The present study examined how Israelis and Palestinians present their narratives related to their conflict in school textbooks used by the state educational system and the ultraorthodox community in Israel and by all Palestinian schools in Palestinian National Territories. The focus was on how each side portrays the Other and their own group. The content analysis was based on a developed conceptual framework and standardized and manualized rating criteria with quantitative and qualitative aspects. The results showed in general that (1) dehumanizing and demonizing characterizations of the Other are rare in both Israeli and Palestinian books; (2) both Israeli and Palestinian books present unilateral national narratives that portray the Other as enemy, chronicle negative actions by the Other directed at the self-community, and portray the self-community in positive terms with actions aimed at self-protection and goals of peace; (3), there is lack of information about the religions, culture, economic and daily activities of the Other, or even of the existence of the Other on maps; (4) the negative bias in portrayal of the Other, the positive bias in portrayal of the self, and the absence of images and information about the Other are all statistically significantly more pronounced in Israeli Ultra-Orthodox and Palestinian books than in Israeli state books.
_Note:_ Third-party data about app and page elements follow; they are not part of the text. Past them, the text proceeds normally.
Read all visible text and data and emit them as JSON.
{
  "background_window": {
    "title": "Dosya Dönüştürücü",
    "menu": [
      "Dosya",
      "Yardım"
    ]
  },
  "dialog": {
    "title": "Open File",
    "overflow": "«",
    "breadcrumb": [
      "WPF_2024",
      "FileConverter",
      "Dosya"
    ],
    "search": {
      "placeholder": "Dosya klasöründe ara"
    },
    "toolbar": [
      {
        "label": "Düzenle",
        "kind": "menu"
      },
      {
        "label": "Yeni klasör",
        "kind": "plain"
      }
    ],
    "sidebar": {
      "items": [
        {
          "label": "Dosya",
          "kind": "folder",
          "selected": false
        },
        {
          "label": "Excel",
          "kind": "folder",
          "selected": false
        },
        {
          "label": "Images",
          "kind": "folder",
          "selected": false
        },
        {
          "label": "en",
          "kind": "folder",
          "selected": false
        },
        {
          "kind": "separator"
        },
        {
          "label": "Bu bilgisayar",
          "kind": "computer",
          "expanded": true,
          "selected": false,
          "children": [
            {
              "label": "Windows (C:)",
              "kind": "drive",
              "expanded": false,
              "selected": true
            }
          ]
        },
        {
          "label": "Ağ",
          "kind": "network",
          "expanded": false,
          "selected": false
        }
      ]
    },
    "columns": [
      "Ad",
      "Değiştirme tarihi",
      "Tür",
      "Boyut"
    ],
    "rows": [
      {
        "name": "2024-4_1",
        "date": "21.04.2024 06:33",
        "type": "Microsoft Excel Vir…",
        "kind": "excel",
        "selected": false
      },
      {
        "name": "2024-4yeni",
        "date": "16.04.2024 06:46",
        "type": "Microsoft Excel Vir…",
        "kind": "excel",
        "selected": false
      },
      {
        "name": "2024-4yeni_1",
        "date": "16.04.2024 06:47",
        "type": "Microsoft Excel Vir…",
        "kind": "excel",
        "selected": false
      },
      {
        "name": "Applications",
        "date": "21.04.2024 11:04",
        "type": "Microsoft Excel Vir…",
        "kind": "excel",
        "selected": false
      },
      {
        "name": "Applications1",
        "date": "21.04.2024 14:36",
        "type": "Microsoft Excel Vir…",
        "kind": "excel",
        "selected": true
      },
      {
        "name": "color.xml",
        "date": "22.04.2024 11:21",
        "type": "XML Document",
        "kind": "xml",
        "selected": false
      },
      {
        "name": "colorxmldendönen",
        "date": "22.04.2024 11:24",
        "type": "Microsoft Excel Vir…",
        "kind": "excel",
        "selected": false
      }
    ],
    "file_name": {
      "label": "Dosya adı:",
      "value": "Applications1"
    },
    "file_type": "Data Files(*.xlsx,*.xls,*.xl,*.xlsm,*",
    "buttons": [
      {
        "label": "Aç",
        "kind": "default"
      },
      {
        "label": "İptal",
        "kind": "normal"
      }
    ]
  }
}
The article explores how the Holocaust is represented in history textbooks for Palestinian pupils in the Palestinian and Arab-Israeli curricula from a pedagogical perspective. Since no mention of the Holocaust was found in Palestinian Authority textbooks, the study seeks to explain why this is so, while examining representations of the Holocaust in the Arab (Palestinian) Israeli textbooks. It pursues four principal objectives: (1) to investigate the extent to which Israeli and Palestinian history textbooks discuss the Holocaust, (2) to examine how it is portrayed, (3) to contextualize these portrayals in relation to collective memories of other events (e.g., the Nakba), and (4) to consult with Israeli and Palestinian curriculum policy makers regarding the inclusion or omission of the Holocaust from the curriculum.
This article reviews an extensive study of Israeli secondary school general history curricula and textbooks since the establishment of the state in 1948 until the present day. By analyzing the way in which Germany is presented in various contexts, the findings of the study indicate that, while the textbooks reflect a shift from an early censorious attitude to a factual approach, the curriculum continues to present national Jewish Zionism as the metanarrative. In this context, Germany is framed as a victimizer.
This article analyzes English textbooks used in Israel to examine whether their cultural content is appropriate for the Palestinian Arab learner. This topic is significant, as the English curriculum in Israel is uniform in all sectors. The article presents a critical discourse analysis of six English textbooks used in Israeli high schools to examine the recurrence of seven discursive devices that might possibly serve as a means for shaping or (re)producing ideological values: (1) culturally distinctive names, (2) pronouns, (3) the passive/active voice when relating to the Other, (4) explicit statements defining the target audience, (5) narratives involving faraway cultures that perpetuate Western stereotypes and exclude the Other, (6) a demand for culturally specific prior knowledge, and (7) discourse constructing identities and collective memories. These devices serve to foster English learners imbued with Western oriented Jewish-Zionist ideology, while reproducing and perpetuating hegemonic ideology. Thus, English textbooks in Israel marginalize the Palestinian Arab minority, its culture and common traditions, thereby engendering a learning environment that creates a negative learning experience for students of this sector.
This article presents three examples of evaluation intervention demonstrating the ongoing significance of a politically responsive approach. The article’s main goal is to shed light on the evaluator’s role, through the work of a mixed team of Israeli and Palestinian teachers, within a conflict, in an uncomfortable zone context. Israeli and Palestinian teachers participated in a project aimed at producing a history textbook including the narratives of each group, each of whom had its own legitimate objectives. This article intends to highlight the significant contribution of the evaluator to the entire process through the use of three different evaluation tools.
Since the terrorist attacks on September 11, 2001, the textbooks in Arab and Islamic nation-states have been carefully critiqued for any content that Westerners view as promoting hate or violence against non-Muslims. Very little has been said, however, about the portrayals of Islamic and Arab society in Western textbooks. This report investigates the perspectives and ideologies concerning representations of Islam and Arab societies in textbooks worldwide, and specifically in Western countries’ national education systems. Seventy-two textbooks from 15 Western countries and Israel were examined to investigate the included and excluded content related to Islam and Arab societies. This research found that those countries with either an immediate stake in the Middle East (e.g., Israel) or an immediate past stake in the region (e.g., the United Kingdom) were the most likely to include coverage of Islam and Arab societies in secondary textbooks. The major findings of this research, however, are that content related to contemporary Islam and Arab societies in Western secondary-level textbooks is overwhelmingly related to terrorism and terrorists, the Arab/Israeli conflict, and the wars in Afghanistan and Iraq. The majority of content related to contemporary Islam and Arab societies represents Muslims and their communities as: 1) socially, politically, and economically repressed; 2) religiously and ideologically oppressed; and 3) both typically and frequently violent.